Popular music has been exploiting electronic instruments for many years now, and many styles rely heavily on electronic instruments. Modern Dance Music has split into a bewildering variety of genres (including "Techno", "House", and "Trance" sometimes collectively called Electronica) and many tracks from these styles are built in software using virtual instruments, with electronic effects processing. Every step from recording through to mixing and mastering is performed in the digital domain. Even the vocal line may be heavily processed electronically before the track is finalised. Sometimes this might be simply to enhance the vocals by removing any small imperfections, but at other times the voice may be altered to create an effect such as with a "vocoder". This kind of effect was also used by Wendy Carlos for the choral parts from Beethoven's 9th Symphony in "A Clockwork Orange".
Similarly, Electronic Music is now frequently used to support the visual media, whether on its own or integrated with acoustic recordings. Many TV programmes, trailers and adverts rely heavily on electronically generated sounds for their impact. Even though the film industry can have higher budgets, it is subject to the same financial pressures and fashions as television. Recent soundtracks using synths and electronic include mainstream movies such as James Horner's Titanic, and many action and genre movies such as The Bourne Supremacy, The Matrix Reloaded, Tron: Legacy by Electronic duo "Daft Punk" and the latest Bond film Skyfall, many of whose scores consist of a fusion of electronics and orchestral sounds. One thing is certain - Electronic Music is here to stay and it will continue to evolve in new directions in the years to come.
This short article has tried to summarise some of the key milestones in the development of electronic music, but inevitably it is only possible to scrape the surface of this immense topic and many interesting things have had to be ommitted. Likewise there is a vast quantity of good electronic music available, and this list is simply highlighting some of our favourites:
We recommend that you also check out our review of the music from the TV Series Airwolf. The following external sites will also be of interest:
This article would seem incomplete without some examples of electronic music, though for copyright reasons we have had to create these ourselves. Here are some works from the mfiles classical catalogue which have been played and recorded through a variety of software instruments. These have not had the same care and attention as others in the genre (by Carlos and Tomita for example), but the results illustrate the creative potential of these virtual instruments and celebrate the pivotal role played by those early pioneers.

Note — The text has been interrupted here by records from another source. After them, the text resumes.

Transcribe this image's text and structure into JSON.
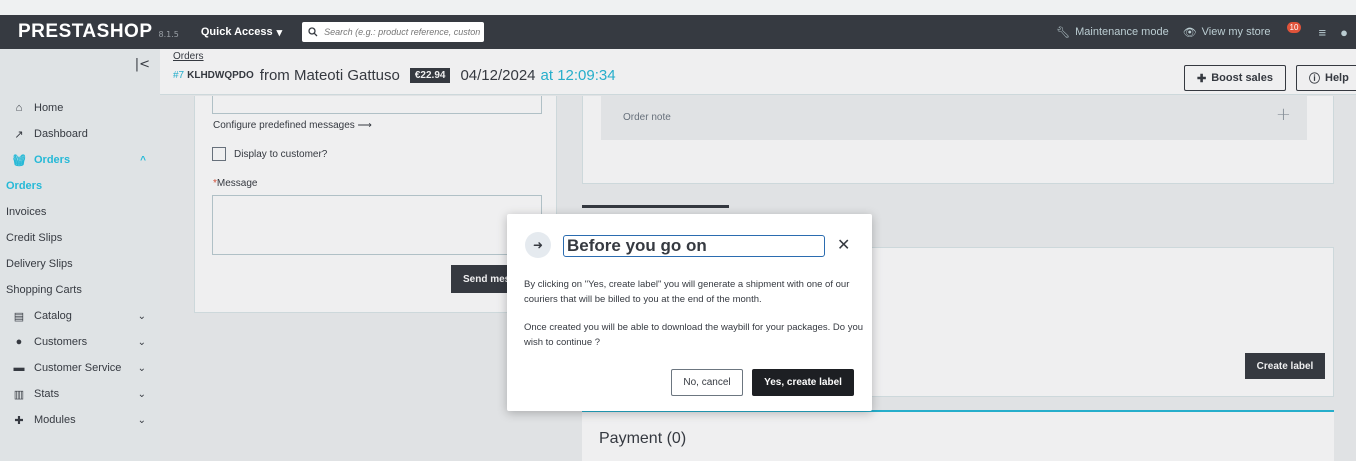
{
  "topbar": {
    "logo": "PRESTASHOP",
    "version": "8.1.5",
    "quick_access": "Quick Access",
    "search_placeholder": "Search (e.g.: product reference, custon",
    "maintenance": "Maintenance mode",
    "view_store": "View my store",
    "notif_count": "10"
  },
  "sidebar": {
    "items": [
      {
        "label": "Home",
        "icon": "home-icon"
      },
      {
        "label": "Dashboard",
        "icon": "trending-icon"
      },
      {
        "label": "Orders",
        "icon": "basket-icon"
      },
      {
        "label": "Catalog",
        "icon": "store-icon"
      },
      {
        "label": "Customers",
        "icon": "account-icon"
      },
      {
        "label": "Customer Service",
        "icon": "chat-icon"
      },
      {
        "label": "Stats",
        "icon": "chart-icon"
      },
      {
        "label": "Modules",
        "icon": "puzzle-icon"
      }
    ],
    "orders_sub": [
      "Orders",
      "Invoices",
      "Credit Slips",
      "Delivery Slips",
      "Shopping Carts"
    ]
  },
  "header": {
    "breadcrumb": "Orders",
    "order_ref": "#7",
    "order_code": "KLHDWQPDO",
    "from_text": "from Mateoti Gattuso",
    "price": "€22.94",
    "date": "04/12/2024",
    "time": "at 12:09:34",
    "boost_label": "Boost sales",
    "help_label": "Help"
  },
  "messages": {
    "configure": "Configure predefined messages ⟶",
    "display_customer": "Display to customer?",
    "message_label": "Message",
    "required_mark": "*",
    "send_label": "Send mes"
  },
  "right": {
    "order_note": "Order note",
    "create_label": "Create label",
    "payment_title": "Payment (0)"
  },
  "modal": {
    "title": "Before you go on",
    "para1": "By clicking on \"Yes, create label\" you will generate a shipment with one of our couriers that will be billed to you at the end of the month.",
    "para2": "Once created you will be able to download the waybill for your packages. Do you wish to continue ?",
    "cancel": "No, cancel",
    "confirm": "Yes, create label"
  },
  "colors": {
    "accent": "#25b9d7",
    "topbar": "#363a41",
    "badge": "#e0533a"
  }
}
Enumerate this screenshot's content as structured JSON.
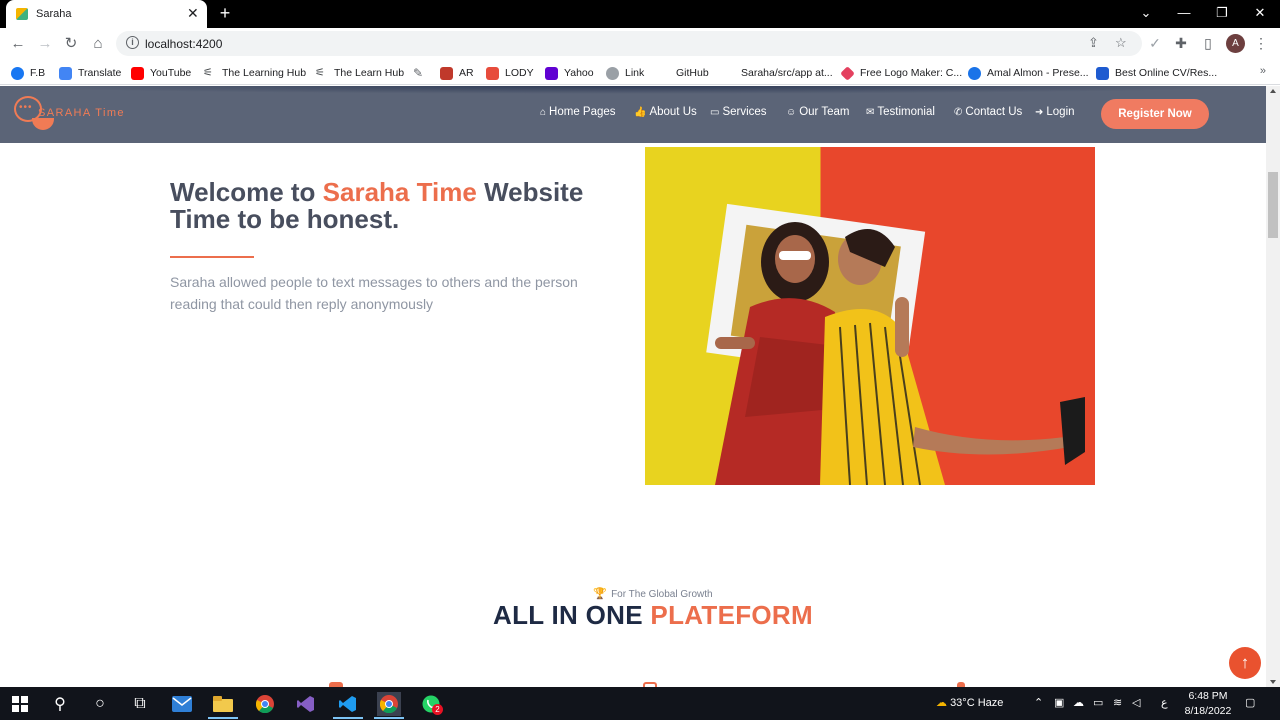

My exposure to Electronic Music was a gradual process. Although I must have seen several sci-fi movies and programmes on TV, the first electronic soundtrack to make an impression was "A Clockwork Orange" where I was particularly taken by the Beethoven arrangements. Later as a student I was introduced to the classical interpretations of Tomita and bought all his albums, though his album "The Planets" was withdrawn in the UK and I had to make do with a copy on casette tape. After that it was the film scores of Vangelis and the albums Jean Michel Jarre which made we wake up to the possibilities of electronic music.